a fishing town, is burgeoning into an industrial town with a
refinery. Doosan Heavy won the $410 million order two years ago
for engineering, procurement and construction of both plants on
a 120,000-square-meter site in the Sohar industrial enclave.
facility is capable of desalting 150,000 tons of seawater per
day, enough for 500,000 people to use. The 596-megawatt thermo
electric power plant is slated for completion in April next
"It is the first EPC
project run by a single contractor with its own technologies,"
said Kim Sang-baek, a Doosan manager at Sohar. "An EPC requires
high technology and know-how as it involves supply of equipment
in addition to building."
staff including Kim and 130 local workers are sweating away at
the site which has seen 95 percent of the construction
completed.
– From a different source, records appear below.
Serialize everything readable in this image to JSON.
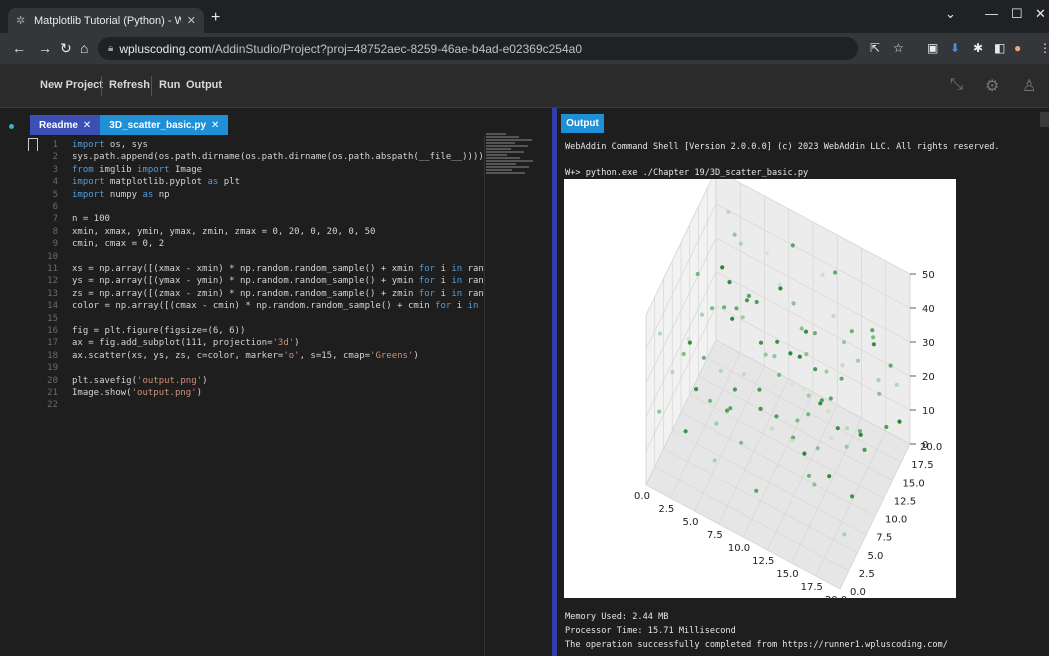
{
  "browser": {
    "tab_title": "Matplotlib Tutorial (Python) - W",
    "url_host": "wpluscoding.com",
    "url_path": "/AddinStudio/Project?proj=48752aec-8259-46ae-b4ad-e02369c254a0",
    "favicon": "wplus-icon"
  },
  "toolbar": {
    "new_project": "New Project",
    "refresh": "Refresh",
    "run": "Run",
    "output": "Output"
  },
  "editor": {
    "tabs": [
      {
        "label": "Readme"
      },
      {
        "label": "3D_scatter_basic.py"
      }
    ],
    "lines": [
      {
        "n": "1",
        "text": "import os, sys"
      },
      {
        "n": "2",
        "text": "sys.path.append(os.path.dirname(os.path.dirname(os.path.abspath(__file__))))"
      },
      {
        "n": "3",
        "text": "from imglib import Image"
      },
      {
        "n": "4",
        "text": "import matplotlib.pyplot as plt"
      },
      {
        "n": "5",
        "text": "import numpy as np"
      },
      {
        "n": "6",
        "text": ""
      },
      {
        "n": "7",
        "text": "n = 100"
      },
      {
        "n": "8",
        "text": "xmin, xmax, ymin, ymax, zmin, zmax = 0, 20, 0, 20, 0, 50"
      },
      {
        "n": "9",
        "text": "cmin, cmax = 0, 2"
      },
      {
        "n": "10",
        "text": ""
      },
      {
        "n": "11",
        "text": "xs = np.array([(xmax - xmin) * np.random.random_sample() + xmin for i in rang"
      },
      {
        "n": "12",
        "text": "ys = np.array([(ymax - ymin) * np.random.random_sample() + ymin for i in rang"
      },
      {
        "n": "13",
        "text": "zs = np.array([(zmax - zmin) * np.random.random_sample() + zmin for i in rang"
      },
      {
        "n": "14",
        "text": "color = np.array([(cmax - cmin) * np.random.random_sample() + cmin for i in r"
      },
      {
        "n": "15",
        "text": ""
      },
      {
        "n": "16",
        "text": "fig = plt.figure(figsize=(6, 6))"
      },
      {
        "n": "17",
        "text": "ax = fig.add_subplot(111, projection='3d')"
      },
      {
        "n": "18",
        "text": "ax.scatter(xs, ys, zs, c=color, marker='o', s=15, cmap='Greens')"
      },
      {
        "n": "19",
        "text": ""
      },
      {
        "n": "20",
        "text": "plt.savefig('output.png')"
      },
      {
        "n": "21",
        "text": "Image.show('output.png')"
      },
      {
        "n": "22",
        "text": ""
      }
    ]
  },
  "output": {
    "tab_label": "Output",
    "header": "WebAddin Command Shell [Version 2.0.0.0] (c) 2023 WebAddin LLC. All rights reserved.",
    "command": "W+> python.exe ./Chapter 19/3D_scatter_basic.py",
    "memory": "Memory Used: 2.44 MB",
    "processor": "Processor Time: 15.71 Millisecond",
    "status": "The operation successfully completed from https://runner1.wpluscoding.com/"
  },
  "chart_data": {
    "type": "scatter",
    "projection": "3d",
    "cmap": "Greens",
    "xlim": [
      0,
      20
    ],
    "ylim": [
      0,
      20
    ],
    "zlim": [
      0,
      50
    ],
    "x_ticks": [
      "0.0",
      "2.5",
      "5.0",
      "7.5",
      "10.0",
      "12.5",
      "15.0",
      "17.5",
      "20.0"
    ],
    "y_ticks": [
      "0.0",
      "2.5",
      "5.0",
      "7.5",
      "10.0",
      "12.5",
      "15.0",
      "17.5",
      "20.0"
    ],
    "z_ticks": [
      "0",
      "10",
      "20",
      "30",
      "40",
      "50"
    ],
    "grid": true,
    "points": [
      {
        "x": 2,
        "y": 18,
        "z": 45,
        "c": 0.5
      },
      {
        "x": 5,
        "y": 15,
        "z": 30,
        "c": 1.6
      },
      {
        "x": 8,
        "y": 12,
        "z": 25,
        "c": 0.8
      },
      {
        "x": 12,
        "y": 8,
        "z": 40,
        "c": 1.9
      },
      {
        "x": 15,
        "y": 5,
        "z": 15,
        "c": 1.2
      },
      {
        "x": 18,
        "y": 3,
        "z": 35,
        "c": 0.3
      },
      {
        "x": 3,
        "y": 6,
        "z": 20,
        "c": 1.7
      },
      {
        "x": 6,
        "y": 3,
        "z": 10,
        "c": 0.6
      },
      {
        "x": 9,
        "y": 17,
        "z": 48,
        "c": 1.4
      },
      {
        "x": 11,
        "y": 14,
        "z": 33,
        "c": 0.9
      },
      {
        "x": 14,
        "y": 11,
        "z": 22,
        "c": 1.8
      },
      {
        "x": 17,
        "y": 9,
        "z": 42,
        "c": 0.4
      },
      {
        "x": 19,
        "y": 16,
        "z": 12,
        "c": 1.5
      },
      {
        "x": 1,
        "y": 12,
        "z": 38,
        "c": 1.1
      },
      {
        "x": 4,
        "y": 9,
        "z": 5,
        "c": 0.7
      },
      {
        "x": 7,
        "y": 19,
        "z": 28,
        "c": 1.9
      },
      {
        "x": 10,
        "y": 2,
        "z": 18,
        "c": 0.2
      },
      {
        "x": 13,
        "y": 18,
        "z": 44,
        "c": 1.3
      },
      {
        "x": 16,
        "y": 13,
        "z": 8,
        "c": 0.8
      },
      {
        "x": 20,
        "y": 7,
        "z": 26,
        "c": 1.6
      },
      {
        "x": 2,
        "y": 2,
        "z": 32,
        "c": 0.5
      },
      {
        "x": 5,
        "y": 10,
        "z": 46,
        "c": 1.8
      },
      {
        "x": 8,
        "y": 5,
        "z": 14,
        "c": 1.0
      },
      {
        "x": 11,
        "y": 20,
        "z": 36,
        "c": 0.3
      },
      {
        "x": 14,
        "y": 16,
        "z": 4,
        "c": 1.7
      },
      {
        "x": 17,
        "y": 1,
        "z": 24,
        "c": 0.9
      },
      {
        "x": 19,
        "y": 12,
        "z": 49,
        "c": 1.4
      },
      {
        "x": 0,
        "y": 16,
        "z": 16,
        "c": 0.6
      },
      {
        "x": 3,
        "y": 14,
        "z": 27,
        "c": 1.2
      },
      {
        "x": 6,
        "y": 8,
        "z": 41,
        "c": 1.9
      },
      {
        "x": 9,
        "y": 11,
        "z": 7,
        "c": 0.4
      },
      {
        "x": 12,
        "y": 4,
        "z": 30,
        "c": 1.5
      },
      {
        "x": 15,
        "y": 19,
        "z": 19,
        "c": 0.7
      },
      {
        "x": 18,
        "y": 15,
        "z": 39,
        "c": 1.1
      },
      {
        "x": 4,
        "y": 1,
        "z": 47,
        "c": 0.2
      },
      {
        "x": 7,
        "y": 13,
        "z": 11,
        "c": 1.6
      },
      {
        "x": 10,
        "y": 9,
        "z": 34,
        "c": 0.8
      },
      {
        "x": 13,
        "y": 6,
        "z": 21,
        "c": 1.3
      },
      {
        "x": 16,
        "y": 17,
        "z": 3,
        "c": 1.9
      },
      {
        "x": 20,
        "y": 2,
        "z": 43,
        "c": 0.5
      },
      {
        "x": 1,
        "y": 8,
        "z": 23,
        "c": 1.0
      },
      {
        "x": 5,
        "y": 19,
        "z": 9,
        "c": 1.7
      },
      {
        "x": 8,
        "y": 16,
        "z": 37,
        "c": 0.3
      },
      {
        "x": 11,
        "y": 1,
        "z": 13,
        "c": 1.4
      },
      {
        "x": 14,
        "y": 7,
        "z": 45,
        "c": 0.9
      },
      {
        "x": 17,
        "y": 18,
        "z": 29,
        "c": 1.8
      },
      {
        "x": 19,
        "y": 4,
        "z": 6,
        "c": 0.6
      },
      {
        "x": 2,
        "y": 11,
        "z": 17,
        "c": 1.2
      },
      {
        "x": 6,
        "y": 15,
        "z": 31,
        "c": 1.5
      },
      {
        "x": 9,
        "y": 3,
        "z": 40,
        "c": 0.4
      },
      {
        "x": 12,
        "y": 12,
        "z": 2,
        "c": 1.9
      },
      {
        "x": 15,
        "y": 10,
        "z": 35,
        "c": 0.7
      },
      {
        "x": 18,
        "y": 20,
        "z": 20,
        "c": 1.3
      },
      {
        "x": 3,
        "y": 17,
        "z": 42,
        "c": 0.8
      },
      {
        "x": 7,
        "y": 6,
        "z": 26,
        "c": 1.6
      },
      {
        "x": 10,
        "y": 14,
        "z": 15,
        "c": 0.2
      },
      {
        "x": 13,
        "y": 2,
        "z": 48,
        "c": 1.1
      },
      {
        "x": 16,
        "y": 8,
        "z": 10,
        "c": 1.8
      },
      {
        "x": 0,
        "y": 4,
        "z": 36,
        "c": 0.5
      },
      {
        "x": 4,
        "y": 13,
        "z": 1,
        "c": 1.4
      },
      {
        "x": 8,
        "y": 20,
        "z": 23,
        "c": 0.9
      },
      {
        "x": 11,
        "y": 7,
        "z": 44,
        "c": 1.7
      },
      {
        "x": 14,
        "y": 3,
        "z": 28,
        "c": 0.3
      },
      {
        "x": 17,
        "y": 14,
        "z": 12,
        "c": 1.2
      },
      {
        "x": 20,
        "y": 11,
        "z": 38,
        "c": 0.6
      },
      {
        "x": 1,
        "y": 19,
        "z": 25,
        "c": 1.9
      },
      {
        "x": 5,
        "y": 5,
        "z": 49,
        "c": 1.0
      },
      {
        "x": 9,
        "y": 8,
        "z": 19,
        "c": 0.4
      },
      {
        "x": 12,
        "y": 17,
        "z": 7,
        "c": 1.5
      },
      {
        "x": 15,
        "y": 15,
        "z": 33,
        "c": 0.8
      },
      {
        "x": 18,
        "y": 6,
        "z": 46,
        "c": 1.3
      },
      {
        "x": 3,
        "y": 3,
        "z": 14,
        "c": 1.7
      },
      {
        "x": 6,
        "y": 18,
        "z": 39,
        "c": 0.2
      },
      {
        "x": 10,
        "y": 5,
        "z": 27,
        "c": 1.6
      },
      {
        "x": 13,
        "y": 13,
        "z": 3,
        "c": 0.9
      },
      {
        "x": 16,
        "y": 2,
        "z": 41,
        "c": 1.1
      },
      {
        "x": 19,
        "y": 19,
        "z": 18,
        "c": 0.5
      },
      {
        "x": 2,
        "y": 7,
        "z": 30,
        "c": 1.8
      },
      {
        "x": 7,
        "y": 10,
        "z": 45,
        "c": 1.4
      },
      {
        "x": 11,
        "y": 16,
        "z": 9,
        "c": 0.7
      },
      {
        "x": 14,
        "y": 20,
        "z": 24,
        "c": 1.2
      },
      {
        "x": 17,
        "y": 5,
        "z": 37,
        "c": 0.3
      },
      {
        "x": 20,
        "y": 17,
        "z": 13,
        "c": 1.9
      },
      {
        "x": 4,
        "y": 16,
        "z": 43,
        "c": 0.6
      },
      {
        "x": 8,
        "y": 1,
        "z": 32,
        "c": 1.5
      },
      {
        "x": 12,
        "y": 10,
        "z": 16,
        "c": 1.0
      },
      {
        "x": 15,
        "y": 12,
        "z": 47,
        "c": 0.4
      },
      {
        "x": 18,
        "y": 9,
        "z": 5,
        "c": 1.7
      },
      {
        "x": 1,
        "y": 1,
        "z": 21,
        "c": 0.8
      },
      {
        "x": 5,
        "y": 12,
        "z": 34,
        "c": 1.3
      },
      {
        "x": 9,
        "y": 19,
        "z": 11,
        "c": 1.9
      },
      {
        "x": 13,
        "y": 9,
        "z": 29,
        "c": 0.2
      },
      {
        "x": 16,
        "y": 4,
        "z": 50,
        "c": 1.6
      },
      {
        "x": 19,
        "y": 14,
        "z": 26,
        "c": 0.9
      },
      {
        "x": 3,
        "y": 10,
        "z": 8,
        "c": 1.1
      },
      {
        "x": 7,
        "y": 2,
        "z": 40,
        "c": 0.5
      },
      {
        "x": 10,
        "y": 18,
        "z": 22,
        "c": 1.8
      },
      {
        "x": 14,
        "y": 14,
        "z": 17,
        "c": 1.4
      },
      {
        "x": 6,
        "y": 11,
        "z": 35,
        "c": 0.7
      },
      {
        "x": 12,
        "y": 15,
        "z": 31,
        "c": 1.2
      }
    ]
  }
}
A sign at the site reads "The Safe Way Is the Right
"Daewoo and Hyundai
built the breakwater and walls of Sohar port in early 2000 and
Doosan and GS Caltex came in October 2004," Kim said. "Officers
of Daewoo Shipbuilding & Marine Engineering Co. are asking for
our advice as they consider building a shipyard in southern
Doosan is the
world's No. 1 desalination plant builder with 1.38 million tons
per day in total capacity contracted.
($220 billion) and desalination ($80 billion) plant orders worth
$300 billion are expected to come from UAE, Oman, Qatar, Saudi,
Kuwait and Jordan until 2025," said Ahn Hyun-sang, Doosan
Heavy's vice president and regional head of the Middle East and
Africa. "Even if Doosan continues to cover just 40 percent of
the desalination market, it would be $40 billion in new orders."
Ahn added that more
financing support by the Korean government is necessary in order
to win larger deals.
"The size of the
plant projects have become much bigger so we need more bond
guarantee from state-owned banks," Ahn said. "Then we can lead
the Middle Eastern plant market - which was dominated by
Japanese companies in the 1980s - for the next 10 years without
being chased by the Chinese."
superintendent of the Sohar plant, said that Doosan rivals its
Japanese and European counterparts in terms of technology and
"Doosan will enjoy
good business because the Middle Eastern desalination market is
expanding," he said.
Korean companies won
16 percent of the plant orders ranging from desalination to
petrochemicals in the region in 2005, according to data released
by the Korea Institute for International Economic Policy.